Dolores Huerta nominates then-Sen. Hillary Clinton for president during day 3 of the Democratic National Convention at the Pepsi Center in Denver on Aug. 27, 2008.
Mark Wilson/Getty Images

After legendary human rights and political activist—and longtime Hillary Clinton supporter—Dolores Huerta was silenced while attempting to provide English-to-Spanish translation services Saturday at a Las Vegas Democratic caucus gathering at Harrah’s Casino, the hashtag #EnglishOnly swiftly began trending online, and supporters of Sen. Bernie Sanders (I-Vt.) found themselves playing defense across social media. 
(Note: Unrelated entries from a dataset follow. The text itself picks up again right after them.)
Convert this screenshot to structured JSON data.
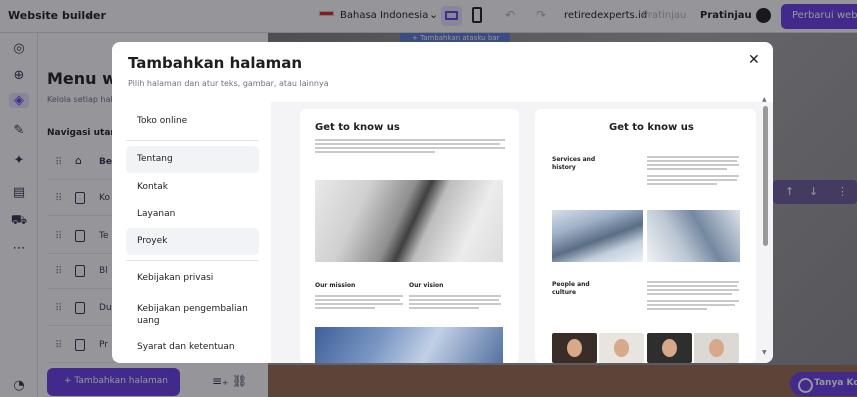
{
  "topbar": {
    "brand": "Website builder",
    "language": "Bahasa Indonesia",
    "domain": "retiredexperts.id",
    "simulate": "Pratinjau",
    "preview": "Pratinjau",
    "update": "Perbarui websi"
  },
  "panel": {
    "title": "Menu we",
    "subtitle": "Kelola setiap hal",
    "nav_heading": "Navigasi utama",
    "rows": [
      "Be",
      "Ko",
      "Te",
      "Bl",
      "Du",
      "Pr"
    ],
    "add_button": "+  Tambahkan halaman"
  },
  "canvas": {
    "strip_label": "+ Tambahkan atasku bar",
    "ask_button": "Tanya Kode"
  },
  "modal": {
    "title": "Tambahkan halaman",
    "subtitle": "Pilih halaman dan atur teks, gambar, atau lainnya",
    "items": [
      {
        "label": "Toko online"
      },
      {
        "label": "Tentang"
      },
      {
        "label": "Kontak"
      },
      {
        "label": "Layanan"
      },
      {
        "label": "Proyek"
      },
      {
        "label": "Kebijakan privasi"
      },
      {
        "label": "Kebijakan pengembalian uang"
      },
      {
        "label": "Syarat dan ketentuan"
      }
    ],
    "selected": [
      "Tentang",
      "Proyek"
    ],
    "template1": {
      "heading": "Get to know us",
      "mission": "Our mission",
      "vision": "Our vision"
    },
    "template2": {
      "heading": "Get to know us",
      "services": "Services and history",
      "people": "People and culture"
    }
  },
  "colors": {
    "accent": "#673de6",
    "accent_light": "#ebe4ff",
    "selected_bg": "#f2f3f6"
  }
}
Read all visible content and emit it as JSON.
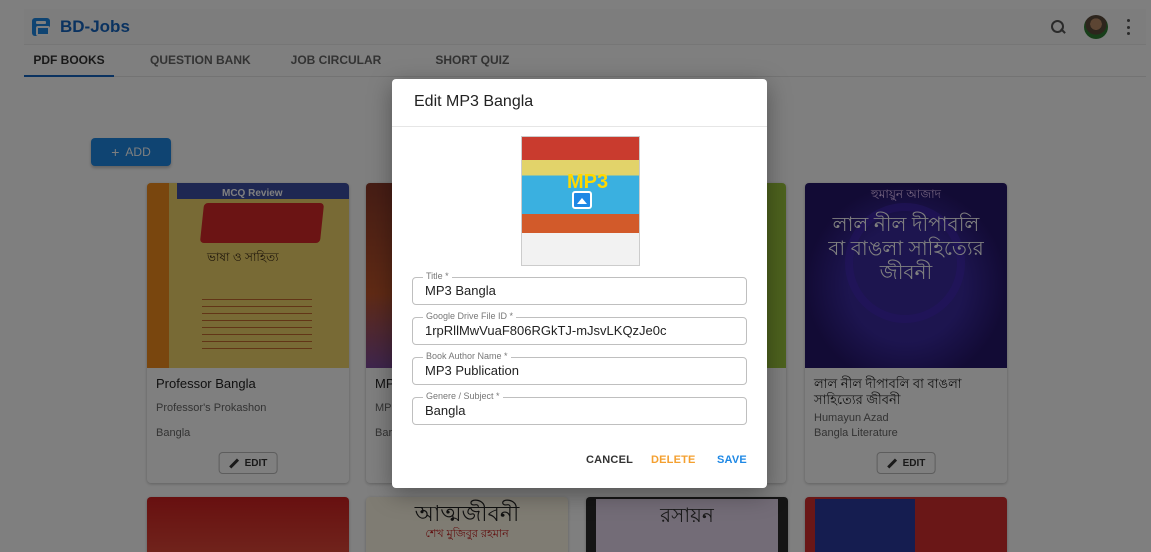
{
  "appbar": {
    "title": "BD-Jobs"
  },
  "tabs": [
    {
      "label": "PDF BOOKS"
    },
    {
      "label": "QUESTION BANK"
    },
    {
      "label": "JOB CIRCULAR"
    },
    {
      "label": "SHORT QUIZ"
    }
  ],
  "add_button": {
    "label": "ADD"
  },
  "cards": [
    {
      "cover_heading": "MCQ Review",
      "cover_sub": "ভাষা ও সাহিত্য",
      "title": "Professor Bangla",
      "author": "Professor's Prokashon",
      "subject": "Bangla",
      "edit_label": "EDIT"
    },
    {
      "cover_top": "হুমায়ুন আজাদ",
      "cover_art": "লাল নীল দীপাবলি বা বাঙলা সাহিত্যের জীবনী",
      "title": "লাল নীল দীপাবলি বা বাঙলা সাহিত্যের জীবনী",
      "author": "Humayun Azad",
      "subject": "Bangla Literature",
      "edit_label": "EDIT"
    }
  ],
  "partial_cards": [
    {
      "title": "MP",
      "author": "MP",
      "subject": "Bar"
    }
  ],
  "bottom_covers": [
    {
      "title": "আত্মজীবনী",
      "sub": "শেখ মুজিবুর রহমান"
    },
    {
      "title": "রসায়ন"
    }
  ],
  "dialog": {
    "title": "Edit MP3 Bangla",
    "thumb_text": "MP3",
    "fields": [
      {
        "label": "Title *",
        "value": "MP3 Bangla"
      },
      {
        "label": "Google Drive File ID *",
        "value": "1rpRllMwVuaF806RGkTJ-mJsvLKQzJe0c"
      },
      {
        "label": "Book Author Name *",
        "value": "MP3 Publication"
      },
      {
        "label": "Genere / Subject *",
        "value": "Bangla"
      }
    ],
    "actions": {
      "cancel": "CANCEL",
      "delete": "DELETE",
      "save": "SAVE"
    }
  },
  "colors": {
    "primary": "#1e88e5",
    "delete": "#f4a030",
    "overlay": "rgba(0,0,0,0.5)"
  },
  "icons": [
    "app-logo-icon",
    "search-icon",
    "more-vert-icon",
    "plus-icon",
    "pencil-icon",
    "image-icon"
  ]
}
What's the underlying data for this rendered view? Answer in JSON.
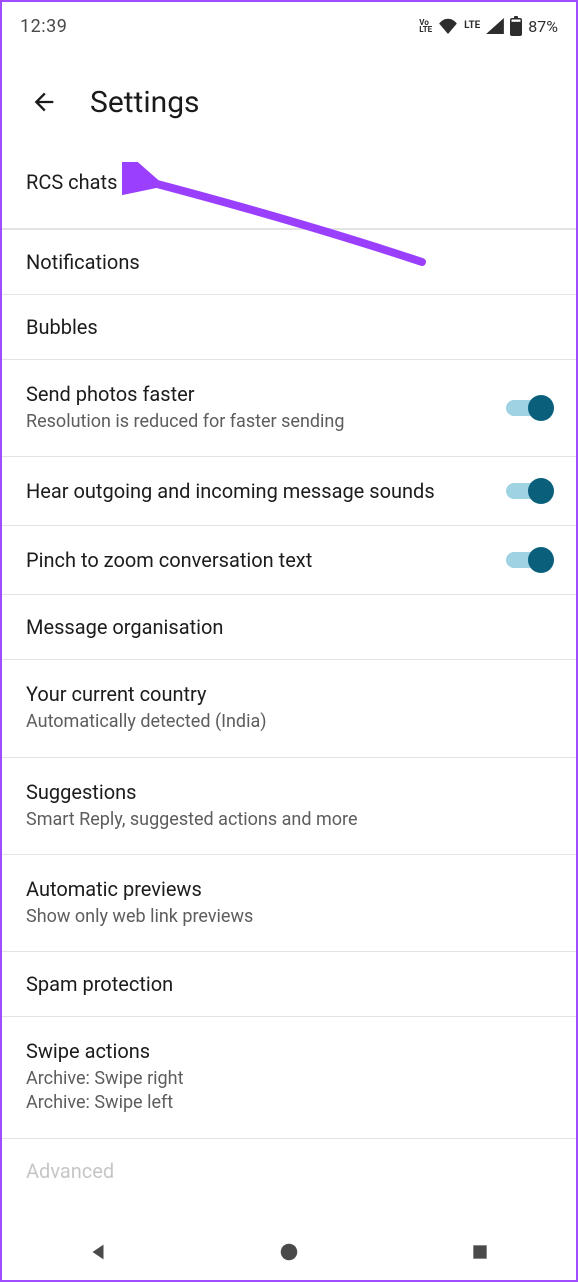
{
  "status": {
    "time": "12:39",
    "volte": "Vo\nLTE",
    "lte": "LTE",
    "battery": "87%"
  },
  "header": {
    "title": "Settings"
  },
  "items": {
    "rcs": {
      "title": "RCS chats"
    },
    "notifications": {
      "title": "Notifications"
    },
    "bubbles": {
      "title": "Bubbles"
    },
    "send_photos": {
      "title": "Send photos faster",
      "subtitle": "Resolution is reduced for faster sending",
      "toggled": true
    },
    "hear_sounds": {
      "title": "Hear outgoing and incoming message sounds",
      "toggled": true
    },
    "pinch_zoom": {
      "title": "Pinch to zoom conversation text",
      "toggled": true
    },
    "organisation": {
      "title": "Message organisation"
    },
    "country": {
      "title": "Your current country",
      "subtitle": "Automatically detected (India)"
    },
    "suggestions": {
      "title": "Suggestions",
      "subtitle": "Smart Reply, suggested actions and more"
    },
    "previews": {
      "title": "Automatic previews",
      "subtitle": "Show only web link previews"
    },
    "spam": {
      "title": "Spam protection"
    },
    "swipe": {
      "title": "Swipe actions",
      "subtitle": "Archive: Swipe right\nArchive: Swipe left"
    },
    "advanced": {
      "title": "Advanced"
    }
  },
  "colors": {
    "accent": "#0a5f7a",
    "track": "#9fd2e2",
    "arrow": "#9b3fff",
    "border": "#a04dff"
  }
}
“The Bernie organizers were shouting, ‘No, no, no.’ Then a Bernie person stood up and said, ‘No, we need to have it; I can also do translation’ or whatever," Huerta expounded in the Washington Post. "The person who ran the caucus said, ‘Well, we won’t have a translator.’ The sad thing about this is that some of the organizers were shouting, ‘English only! English only!’ The Bernie organizers.”

Actress America Ferrera, another Clinton supporter, co-signed Huerta’s version of events; but it wasn’t long before actresses Susan Sarandon and Gaby Hoffmann, both Sanders supporters, disputed Ferrara’s and Huerta’s claims.


@cin_d25 @SusanSarandon @AmericaFerrera I was also there. No one shouted English only except the moderator. I was very tuned into this.

— Gaby Hoffmann (@gabymhoffmann) February 21, 2016

Sanders supporter Erin Cruz also stepped forward to push back against “English only” claims, saying that neither Clinton’s nor Sanders’ camp was enthusiastic about the chaos that was unfolding.


Between the blurry video footage and conflicting reports, what was supposed to be an exercise in democracy has turned into a political circus.

The phrase “English only” is both politically and racially charged, and not merely because of its inherent bigotry. There is a movement in the United States that many critics call “English Only,” led by so-called patriots who believe that English should be recognized as the nation’s official language. This dismisses the prevalence of Spanish—the second-most-spoken language in the country—and marginalizes Spanish-speaking Hispanic and Latino people.


Language barriers are a form of segregation, and being associated with such an inflammatory phrase is not healthy for a Sanders campaign that is already sensitive to accusations of misogyny, racism and paternalism. So it makes sense that time and energy are being spent attempting to distill the truth from the political madness.

Still, we may never know whether Huerta was mistaken about what she heard or whether some caucusers actually mirrored the moderator when agreeing with his decision that the caucus would proceed in “English only.”

But we do know this: The Nevada Democratic Party is at fault here. Even if “English only” was not yelled out in words, it was acted out in deed. Latino and Hispanic voters were neglected and taken for granted. The Nevada Democratic Party created an extensive list of what it looks for in a “top-quality caucus organizer,” and the ability to speak Spanish or recruit qualified, Spanish-speaking precinct chairs is conspicuously absent.


Every single caucus site should have had a neutral Spanish translator available. And unlike the veracity of the “English only” claims, the fact that the state party did not is an unambiguous failure. 

The Hispanic and Latino population in Nevada stands at approximately 27.8 percent. Over 194,000 Latinos and Hispanics in the state are registered to vote, a number that accounts for 13 percent of the electorate. Democrats are blatantly courting Hispanic and Latino voters, despite—or maybe because of—the Obama administration’s increase in deportations and night raids.

The least the party can do is care enough to include them, plan for them, and give a damn about whether or not they fully participate in the democratic process.


Isn’t that just how racism works, though? How privilege works? The system is constructed to exclude everyone who isn’t white, who isn’t able-bodied, who isn’t Christian, who isn’t male or cisgender or heterosexual.

Who can’t speak English.

So when English-speaking caucusers were given the choice—their own language privilege versus equality of representation for Latino and Hispanic groups—many chose themselves without apology. That is how systems of exclusion perpetuate. Nice, liberal people buoyed by privilege, who would never think to sacrifice it for progress, but who are just so very, very sorry they could not do more. So-called progressives who have every right to voice opposition to a campaign surrogate translating during the Nevada caucuses, and who every right to say, through words and deeds, to Hispanic and Latino voters that those rights come first. They have every right to believe that those rights—language, racial, cultural and political—must never appear to be compromised because, above all else, those rights are the ones that matter most.


Because America told them so.

So, yes, it absolutely matters whether or not “English only” was screamed at the Las Vegas caucus site and in what context. It matters more, though, that while so many people are arguing over who said what to whom and why, Nevada Democratic Party officials have yet to issue a statement of apology or acknowledgment that it is they who failed to fully include U.S. citizens in the democratic process in the first place; nor have they outlined what steps they plan to take to ensure that it never, ever happens again.

And when they do publicly apologize and outline their plan—because they must—they need to make sure they say it, write it and read it out loud in English and in Spanish.